The task:
Give the records again in full, exactly as they appear.

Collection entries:
⁂
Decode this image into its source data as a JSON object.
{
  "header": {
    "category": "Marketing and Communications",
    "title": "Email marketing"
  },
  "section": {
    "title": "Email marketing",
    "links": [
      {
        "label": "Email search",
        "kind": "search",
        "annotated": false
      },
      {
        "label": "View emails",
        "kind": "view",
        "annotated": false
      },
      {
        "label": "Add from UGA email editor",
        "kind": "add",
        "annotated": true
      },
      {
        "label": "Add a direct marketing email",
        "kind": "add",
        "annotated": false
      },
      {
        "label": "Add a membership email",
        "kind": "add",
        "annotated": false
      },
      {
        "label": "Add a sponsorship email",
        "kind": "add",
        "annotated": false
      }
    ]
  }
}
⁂
Solution to the exercise:
Decode this image into its source data as a JSON object.
{
  "header": {
    "category": "Marketing and Communications",
    "title": "Email marketing"
  },
  "section": {
    "title": "Email marketing",
    "links": [
      {
        "label": "Email search",
        "kind": "search",
        "annotated": false
      },
      {
        "label": "View emails",
        "kind": "view",
        "annotated": false
      },
      {
        "label": "Add from UGA email editor",
        "kind": "add",
        "annotated": true
      },
      {
        "label": "Add a direct marketing email",
        "kind": "add",
        "annotated": false
      },
      {
        "label": "Add a membership email",
        "kind": "add",
        "annotated": false
      },
      {
        "label": "Add a sponsorship email",
        "kind": "add",
        "annotated": false
      }
    ]
  }
}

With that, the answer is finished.